■ INSTRUCTIONS TO FOLLOW
For the entries below, report the number of lines where the string "this" appears, and only that number.

(Interface dataset entries)
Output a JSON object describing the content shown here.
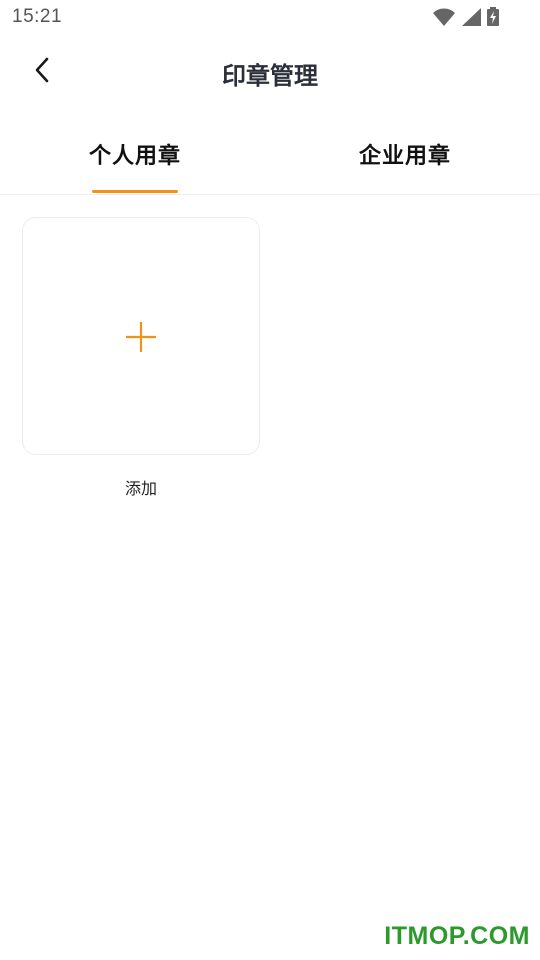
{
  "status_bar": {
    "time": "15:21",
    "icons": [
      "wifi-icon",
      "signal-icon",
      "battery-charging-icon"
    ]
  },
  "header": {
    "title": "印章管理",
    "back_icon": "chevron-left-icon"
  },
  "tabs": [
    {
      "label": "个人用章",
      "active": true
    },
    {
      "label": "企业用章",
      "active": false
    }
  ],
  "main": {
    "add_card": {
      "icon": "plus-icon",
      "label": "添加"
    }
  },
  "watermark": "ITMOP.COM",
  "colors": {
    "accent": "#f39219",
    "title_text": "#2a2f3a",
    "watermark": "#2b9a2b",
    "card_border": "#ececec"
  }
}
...
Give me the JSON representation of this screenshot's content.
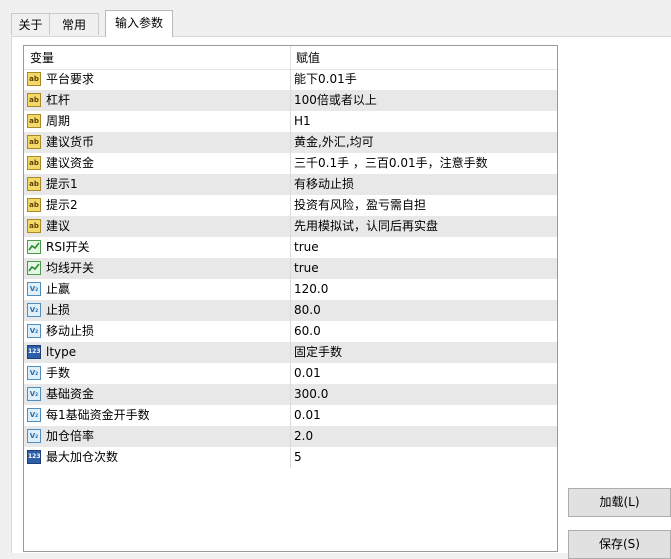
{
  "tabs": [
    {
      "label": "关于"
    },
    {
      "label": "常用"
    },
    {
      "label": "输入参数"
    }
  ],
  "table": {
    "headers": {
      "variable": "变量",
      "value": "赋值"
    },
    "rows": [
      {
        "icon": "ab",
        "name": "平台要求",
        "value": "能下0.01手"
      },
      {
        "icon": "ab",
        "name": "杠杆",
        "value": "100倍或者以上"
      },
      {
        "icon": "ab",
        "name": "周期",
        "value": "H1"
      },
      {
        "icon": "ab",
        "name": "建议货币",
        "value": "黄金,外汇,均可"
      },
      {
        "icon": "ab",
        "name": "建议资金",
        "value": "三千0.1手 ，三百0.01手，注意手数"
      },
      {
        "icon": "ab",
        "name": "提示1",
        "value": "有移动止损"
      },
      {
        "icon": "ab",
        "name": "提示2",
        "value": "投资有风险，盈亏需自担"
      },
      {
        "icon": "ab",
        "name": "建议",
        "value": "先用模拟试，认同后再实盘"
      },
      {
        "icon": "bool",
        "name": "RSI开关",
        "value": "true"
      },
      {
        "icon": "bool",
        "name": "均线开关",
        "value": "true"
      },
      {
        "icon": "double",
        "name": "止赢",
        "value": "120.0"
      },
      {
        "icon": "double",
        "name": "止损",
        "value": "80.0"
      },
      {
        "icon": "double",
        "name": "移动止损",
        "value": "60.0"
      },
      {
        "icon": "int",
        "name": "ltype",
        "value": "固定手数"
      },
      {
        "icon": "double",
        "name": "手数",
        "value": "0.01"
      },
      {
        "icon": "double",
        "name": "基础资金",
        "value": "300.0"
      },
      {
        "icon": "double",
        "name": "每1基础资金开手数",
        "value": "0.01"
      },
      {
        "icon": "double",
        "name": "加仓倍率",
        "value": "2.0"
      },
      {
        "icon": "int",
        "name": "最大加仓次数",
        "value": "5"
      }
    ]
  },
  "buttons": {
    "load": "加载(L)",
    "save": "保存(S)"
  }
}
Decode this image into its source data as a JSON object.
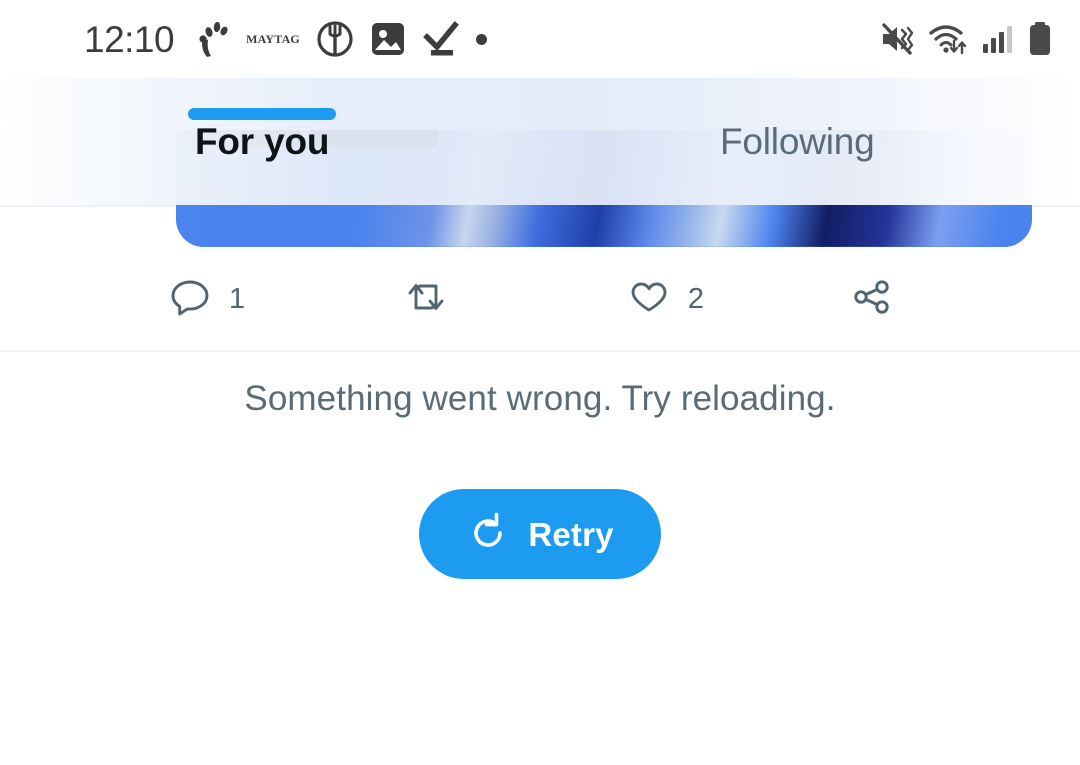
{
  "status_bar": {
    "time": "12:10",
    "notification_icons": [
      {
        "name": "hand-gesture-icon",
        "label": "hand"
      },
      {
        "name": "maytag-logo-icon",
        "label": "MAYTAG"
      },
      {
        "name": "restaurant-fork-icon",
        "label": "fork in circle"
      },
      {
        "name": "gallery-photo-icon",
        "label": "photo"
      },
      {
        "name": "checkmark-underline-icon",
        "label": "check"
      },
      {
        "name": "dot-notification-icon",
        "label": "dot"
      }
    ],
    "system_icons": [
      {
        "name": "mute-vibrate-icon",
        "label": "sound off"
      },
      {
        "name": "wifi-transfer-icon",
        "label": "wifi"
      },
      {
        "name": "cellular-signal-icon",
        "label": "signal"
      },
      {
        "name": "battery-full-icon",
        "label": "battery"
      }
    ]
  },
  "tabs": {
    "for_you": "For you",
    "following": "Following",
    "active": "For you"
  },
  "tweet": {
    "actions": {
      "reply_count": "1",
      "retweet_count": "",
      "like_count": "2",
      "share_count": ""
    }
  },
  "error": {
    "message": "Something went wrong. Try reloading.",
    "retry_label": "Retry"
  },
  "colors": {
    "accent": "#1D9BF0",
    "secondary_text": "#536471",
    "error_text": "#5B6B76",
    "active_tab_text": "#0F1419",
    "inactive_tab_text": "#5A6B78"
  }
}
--
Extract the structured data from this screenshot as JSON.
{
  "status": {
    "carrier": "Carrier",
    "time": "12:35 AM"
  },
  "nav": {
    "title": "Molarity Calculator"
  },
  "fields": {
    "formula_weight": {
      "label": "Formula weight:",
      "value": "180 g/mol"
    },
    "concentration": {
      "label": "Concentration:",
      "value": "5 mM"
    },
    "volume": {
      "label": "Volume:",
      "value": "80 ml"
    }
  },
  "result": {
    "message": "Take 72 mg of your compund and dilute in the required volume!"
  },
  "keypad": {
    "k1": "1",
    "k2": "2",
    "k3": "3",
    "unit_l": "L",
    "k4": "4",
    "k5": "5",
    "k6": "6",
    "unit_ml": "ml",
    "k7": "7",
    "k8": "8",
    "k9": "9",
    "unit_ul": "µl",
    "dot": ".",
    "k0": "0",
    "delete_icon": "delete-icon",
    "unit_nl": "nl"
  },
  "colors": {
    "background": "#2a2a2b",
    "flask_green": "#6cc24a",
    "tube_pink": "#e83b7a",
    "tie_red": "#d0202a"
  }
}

■ SOLUTION
3